The Pentagon said the restrictions would be necessary to protect the security of U.S. military operations in the gulf and to guard the privacy of U.S. troops.
But some news executives and other critics said the proposed rules were excessive. They said the restrictions appeared to be aimed at preventing politically damaging disclosures by soldiers and at shielding the American public from the consequences of war.
"We are always willing to obey rules that protect lives and national security," said George Watson, the Washington bureau chief for ABC News. "These go too far, and we are concerned about it."
Pete Williams, the chief Pentagon spokesman, said in an interview Thursday that the proposed rules would be "subject to some further revisions" and that important changes might be made.
During the Vietnam War, journalists were able to travel relatively freely to combat zones and were not routinely escorted by military officials. In the Persian Gulf, combat operations would be covered by specially designated "pools" of print and broadcast journalists subject to tight restrictions.
Under the Pentagon's proposals, pool members would have to remain with military escorts, and all interviews with servicemen and women would be on the record. Critics said this restriction might constrain the troops from being candid.
News reports produced by the pools of news organizations would be subject to a formal "security review" by public affairs officers in the field before their release.
There was no official censorship of news reports from the field during the Vietnam War, although correspondents adhered to general guidelines designed to protect the security of military operations.
In an apparent effort to prevent unauthorized comments by military officers, the proposed press restrictions would also prohibit impromptu interviews by pool members of military officials entering and departing the Saudi Defense Ministry and "other public places." Interviews with such officials could only be conducted by pool members if coordinated in advance by military press officers, Pentagon officials said.
In deference to Saudi sensitivities, the new regulations would also forbid coverage of religious services in Saudi Arabia.

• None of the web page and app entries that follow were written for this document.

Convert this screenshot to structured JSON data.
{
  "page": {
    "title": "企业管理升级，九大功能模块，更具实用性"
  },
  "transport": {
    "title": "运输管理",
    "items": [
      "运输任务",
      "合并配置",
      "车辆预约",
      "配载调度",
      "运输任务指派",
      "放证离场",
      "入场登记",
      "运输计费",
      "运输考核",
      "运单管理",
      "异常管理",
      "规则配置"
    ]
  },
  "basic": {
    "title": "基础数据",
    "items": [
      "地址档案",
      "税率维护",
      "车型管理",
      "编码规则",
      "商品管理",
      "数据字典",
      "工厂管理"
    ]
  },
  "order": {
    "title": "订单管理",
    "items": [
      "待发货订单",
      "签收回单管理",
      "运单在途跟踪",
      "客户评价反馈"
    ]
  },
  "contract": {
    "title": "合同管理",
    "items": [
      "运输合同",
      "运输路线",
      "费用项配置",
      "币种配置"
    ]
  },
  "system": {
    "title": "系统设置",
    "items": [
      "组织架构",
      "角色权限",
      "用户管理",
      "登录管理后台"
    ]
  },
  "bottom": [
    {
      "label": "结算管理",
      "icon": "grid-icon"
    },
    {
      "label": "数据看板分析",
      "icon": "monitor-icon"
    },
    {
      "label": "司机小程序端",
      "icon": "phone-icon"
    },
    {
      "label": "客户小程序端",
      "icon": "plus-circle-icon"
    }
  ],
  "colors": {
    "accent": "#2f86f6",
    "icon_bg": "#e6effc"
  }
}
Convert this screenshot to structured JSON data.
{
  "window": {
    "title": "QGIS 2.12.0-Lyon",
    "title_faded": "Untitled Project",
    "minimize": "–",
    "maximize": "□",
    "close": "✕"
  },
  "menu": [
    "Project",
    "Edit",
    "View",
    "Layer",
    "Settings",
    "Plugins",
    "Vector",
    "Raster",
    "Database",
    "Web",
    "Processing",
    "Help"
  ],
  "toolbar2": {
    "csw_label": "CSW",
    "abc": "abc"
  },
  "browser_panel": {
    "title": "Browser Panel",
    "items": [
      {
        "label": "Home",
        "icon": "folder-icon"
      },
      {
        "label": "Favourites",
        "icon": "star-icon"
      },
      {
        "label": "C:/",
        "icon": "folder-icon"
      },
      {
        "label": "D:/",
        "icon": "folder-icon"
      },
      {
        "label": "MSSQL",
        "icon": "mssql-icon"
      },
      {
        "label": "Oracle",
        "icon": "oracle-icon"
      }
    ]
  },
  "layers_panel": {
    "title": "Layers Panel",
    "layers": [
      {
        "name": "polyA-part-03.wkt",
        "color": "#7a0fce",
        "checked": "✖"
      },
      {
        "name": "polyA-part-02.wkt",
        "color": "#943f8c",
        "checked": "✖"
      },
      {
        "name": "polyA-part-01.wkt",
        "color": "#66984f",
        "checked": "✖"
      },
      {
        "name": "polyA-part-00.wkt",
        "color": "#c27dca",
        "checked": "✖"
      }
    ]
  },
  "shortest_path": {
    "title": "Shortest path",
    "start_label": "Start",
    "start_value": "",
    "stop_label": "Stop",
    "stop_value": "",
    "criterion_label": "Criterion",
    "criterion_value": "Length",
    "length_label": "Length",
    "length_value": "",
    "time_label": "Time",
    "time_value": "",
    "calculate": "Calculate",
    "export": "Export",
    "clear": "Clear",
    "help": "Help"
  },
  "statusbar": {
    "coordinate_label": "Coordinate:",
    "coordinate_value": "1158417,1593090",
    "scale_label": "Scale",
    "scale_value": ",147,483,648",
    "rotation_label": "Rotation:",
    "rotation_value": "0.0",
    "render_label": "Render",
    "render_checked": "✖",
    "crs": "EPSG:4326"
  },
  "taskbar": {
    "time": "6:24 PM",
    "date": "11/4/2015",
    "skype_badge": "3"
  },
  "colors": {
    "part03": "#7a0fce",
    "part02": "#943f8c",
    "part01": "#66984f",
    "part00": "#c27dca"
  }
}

The proposed press rules ban television coverage of "personnel in agony or severe shock" or "imagery of patients suffering from severe disfigurement." The military said its primary concern in setting the restrictions was to protect the privacy of wounded troops and to ensure that family members of those wounded or killed did not learn of the casualties before they had been officially notified by the military.
Television broadcasts showing combat in Vietnam helped build opposition to the war in the United States.
"The starting point for these ground rules were the rules used in Vietnam," Mr. Williams said. "As the proposed rules worked their way through the system, everybody added something to it. We are now at the point where we have to simplify them down again."